Insurance companies are refusing to pay between R3,5 and R4 billion in claims from tourism businesses.
Among those affected is William van der Riet, owner of Cathedral Peak Hotel, who has spent more than three months fighting with his insurers, HIC (underwritten by Guardrisk).
Last week they offered to pay for the five days between Covid-19 being confirmed in the area and the lockdown on March 26.
“They offered me R544 000 in full and final settlement. I told them to go to hell,” Van der Riet said, adding that he was working with Insurance Claims Africa, an insurance adjuster, to help him fight for his rights.
The 81-year-old family-run hotel is in danger of closing its doors if it doesn’t get financial assistance soon, Van der Riet said. “Our overheads are R800 000 to R1 million a month, but we have no income and no idea when we will be getting any. We can probably last for a month, maybe six weeks, but after that I can’t say,” he added.
If the Van der Riets are forced to shut the hotel, 200 staff will lose their jobs, which will have a huge impact on the local community.
Tshifhiwa Tshivhengwa, chief executive officer of the Tourism Business Council of South Africa, said tourism had “lost more than R68 billion and maybe as much as R72 billion, and each day we don’t operate we lose around R748 million”.
Ryan Woolley, chief executive officer of Insurance Claims Africa, whose company is representing 500 businesses in the same position as Cathedral Peak Hotel, said they were willing to take on Santam, Hollard, Guardrisk and Old Mutual Insure in court.
“Business interruption insurance is specifically bought by a business to cover running costs, salaries and wages, water and lights and anything else they need to pay in order to survive,” Woolley said. “Normally this would be as the result of a fire, flood, storm, hurricane and so on. What the insurers did was to develop a boutique product for the hospitality and tourism industry which would give them wider cover ... for additional risks like murder, suicide, a shark attack, a lion attack or, as in this case, the outbreak of an infectious, contagious, notifiable disease.”
Woolley ridiculed the claim by insurers that the lockdown and Covid-19 had nothing to do with each other, saying: “Policies are very simply worded, but they all say that losses in consequence of, or due to an infectious outbreak or the occurrence of an infectious or contagious disease, are covered.”
Woolley said he had some sympathy for insurance companies as the cost of claims could cripple the sector. It’s why his company has tried to quantify each client’s losses carefully before taking them to the insurance companies.

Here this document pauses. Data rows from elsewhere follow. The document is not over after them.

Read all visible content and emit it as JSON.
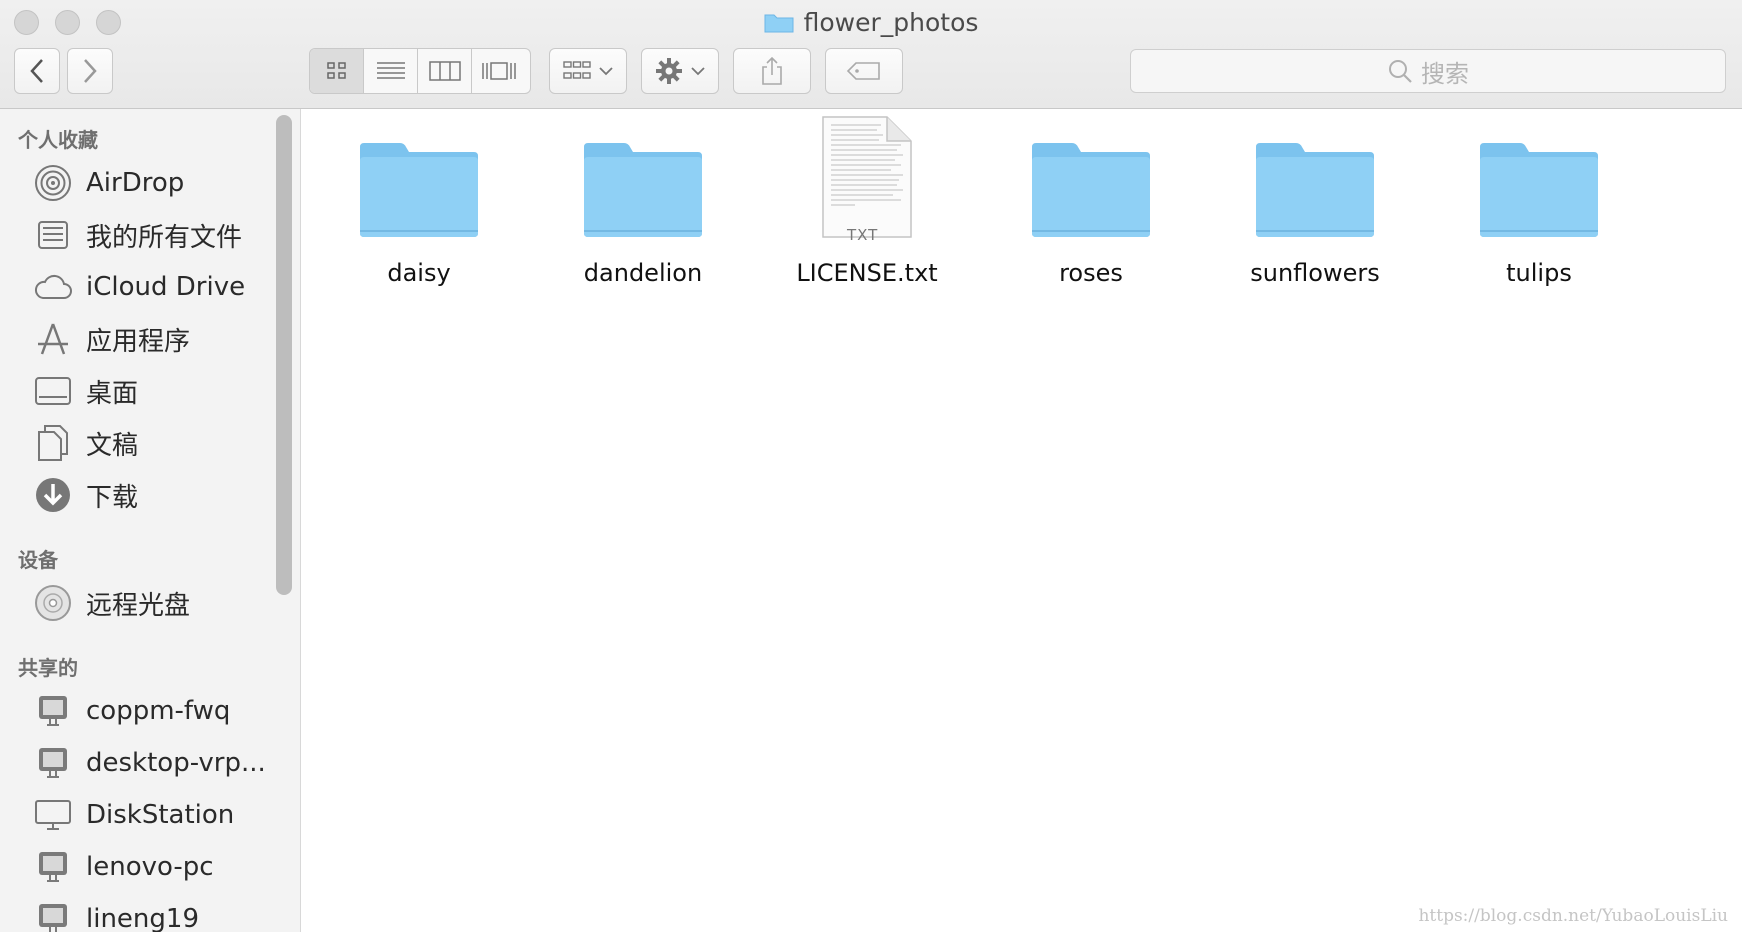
{
  "window": {
    "title": "flower_photos"
  },
  "toolbar": {
    "back_icon": "chevron-left-icon",
    "forward_icon": "chevron-right-icon",
    "view_modes": [
      "icon-view",
      "list-view",
      "column-view",
      "cover-flow-view"
    ],
    "active_view": "icon-view",
    "search_placeholder": "搜索"
  },
  "sidebar": {
    "sections": [
      {
        "title": "个人收藏",
        "items": [
          {
            "label": "AirDrop",
            "icon": "airdrop-icon"
          },
          {
            "label": "我的所有文件",
            "icon": "all-files-icon"
          },
          {
            "label": "iCloud Drive",
            "icon": "cloud-icon"
          },
          {
            "label": "应用程序",
            "icon": "applications-icon"
          },
          {
            "label": "桌面",
            "icon": "desktop-icon"
          },
          {
            "label": "文稿",
            "icon": "documents-icon"
          },
          {
            "label": "下载",
            "icon": "download-icon"
          }
        ]
      },
      {
        "title": "设备",
        "items": [
          {
            "label": "远程光盘",
            "icon": "disc-icon"
          }
        ]
      },
      {
        "title": "共享的",
        "items": [
          {
            "label": "coppm-fwq",
            "icon": "computer-icon"
          },
          {
            "label": "desktop-vrp...",
            "icon": "computer-icon"
          },
          {
            "label": "DiskStation",
            "icon": "display-icon"
          },
          {
            "label": "lenovo-pc",
            "icon": "computer-icon"
          },
          {
            "label": "lineng19",
            "icon": "computer-icon"
          }
        ]
      }
    ]
  },
  "files": [
    {
      "name": "daisy",
      "type": "folder"
    },
    {
      "name": "dandelion",
      "type": "folder"
    },
    {
      "name": "LICENSE.txt",
      "type": "txt",
      "badge": "TXT"
    },
    {
      "name": "roses",
      "type": "folder"
    },
    {
      "name": "sunflowers",
      "type": "folder"
    },
    {
      "name": "tulips",
      "type": "folder"
    }
  ],
  "watermark": "https://blog.csdn.net/YubaoLouisLiu",
  "colors": {
    "folder_blue": "#8fd0f5",
    "folder_tab": "#7cc3ee"
  }
}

To date, however, none of the companies has wanted to engage with them, so Insurance Claims Africa intends heading to the Western Cape High Court to take on Santam on September 1.

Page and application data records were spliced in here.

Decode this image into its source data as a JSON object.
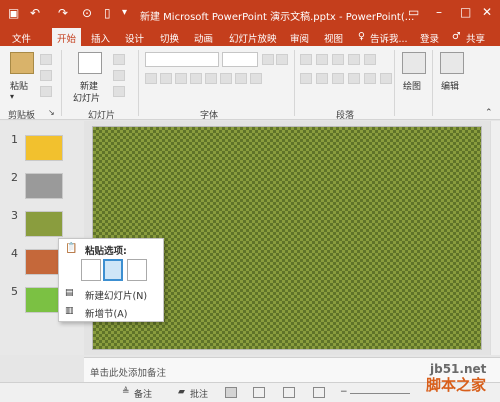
{
  "titlebar": {
    "title": "新建 Microsoft PowerPoint 演示文稿.pptx - PowerPoint(...",
    "qa_icons": [
      "save-icon",
      "undo-icon",
      "redo-icon",
      "presenter-icon",
      "new-file-icon",
      "customize-icon"
    ],
    "window_controls": [
      "ribbon-options-icon",
      "minimize-icon",
      "maximize-icon",
      "close-icon"
    ]
  },
  "tabs": {
    "items": [
      "文件",
      "开始",
      "插入",
      "设计",
      "切换",
      "动画",
      "幻灯片放映",
      "审阅",
      "视图"
    ],
    "tell_me": "告诉我...",
    "login": "登录",
    "share": "共享",
    "active": "开始"
  },
  "ribbon": {
    "paste_label": "粘贴",
    "new_slide_label_1": "新建",
    "new_slide_label_2": "幻灯片",
    "draw_label": "绘图",
    "edit_label": "编辑",
    "groups": {
      "clipboard": "剪贴板",
      "slides": "幻灯片",
      "font": "字体",
      "paragraph": "段落"
    }
  },
  "slides": [
    {
      "number": "1",
      "color": "#f2c12e"
    },
    {
      "number": "2",
      "color": "#9a9a9a"
    },
    {
      "number": "3",
      "color": "#8a9d3e"
    },
    {
      "number": "4",
      "color": "#c5683a"
    },
    {
      "number": "5",
      "color": "#7bc143"
    }
  ],
  "context_menu": {
    "header": "粘贴选项:",
    "item1": "新建幻灯片(N)",
    "item2": "新增节(A)"
  },
  "notes": {
    "placeholder": "单击此处添加备注"
  },
  "statusbar": {
    "notes_label": "备注",
    "comments_label": "批注"
  },
  "watermark": {
    "site": "jb51.net",
    "brand": "脚本之家"
  },
  "colors": {
    "accent": "#c43e1c",
    "slide_bg": "#8a9d3e"
  }
}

Santam chief marketing officer Mokaedi Dilotsotlhe said the company believed it could not suspend insurance principles that say insurers are only liable for the specific event they insured.
“As much as we wish we could wave a magic wand and make everything payable, the principle of proximate cause, which is an enshrined principle in insurance, must hold.”

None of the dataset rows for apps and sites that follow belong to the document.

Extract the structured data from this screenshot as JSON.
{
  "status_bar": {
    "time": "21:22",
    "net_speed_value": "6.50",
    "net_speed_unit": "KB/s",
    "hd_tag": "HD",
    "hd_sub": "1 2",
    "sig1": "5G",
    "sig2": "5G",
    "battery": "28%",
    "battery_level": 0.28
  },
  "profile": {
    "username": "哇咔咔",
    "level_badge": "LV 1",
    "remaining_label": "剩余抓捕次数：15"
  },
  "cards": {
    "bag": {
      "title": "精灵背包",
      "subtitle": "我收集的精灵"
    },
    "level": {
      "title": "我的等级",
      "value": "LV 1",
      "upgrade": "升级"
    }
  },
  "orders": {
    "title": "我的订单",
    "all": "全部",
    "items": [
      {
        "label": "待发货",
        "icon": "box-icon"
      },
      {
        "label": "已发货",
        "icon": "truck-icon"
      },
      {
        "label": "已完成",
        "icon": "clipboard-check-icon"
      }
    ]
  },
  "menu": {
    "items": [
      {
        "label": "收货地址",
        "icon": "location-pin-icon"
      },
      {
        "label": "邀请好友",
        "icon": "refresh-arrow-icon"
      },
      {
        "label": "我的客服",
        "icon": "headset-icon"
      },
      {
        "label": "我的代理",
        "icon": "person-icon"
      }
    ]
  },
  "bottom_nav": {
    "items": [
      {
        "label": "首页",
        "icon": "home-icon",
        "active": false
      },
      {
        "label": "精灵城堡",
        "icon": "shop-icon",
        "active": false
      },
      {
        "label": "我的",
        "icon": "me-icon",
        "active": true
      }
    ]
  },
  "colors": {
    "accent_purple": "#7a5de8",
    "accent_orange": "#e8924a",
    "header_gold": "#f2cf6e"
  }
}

The insurer is still finalising its answering affidavit for the September case, but its argument is that, while Covid-19 might be the primary or proximate cause of businesses being forced to stop trading, the lockdown is an intervening cause that breaks the direct connection between the proximate cause and the actual closure of many businesses.
Van der Riet said the stress of the past three-and-a-half-months had taken a massive toll on him.
“I took the hotel over from my dad, who built it from scratch, and I wanted to hand it on to my son and his wife, who have come to work at the hotel. It will be a tragedy if that dream comes to an end,” he said.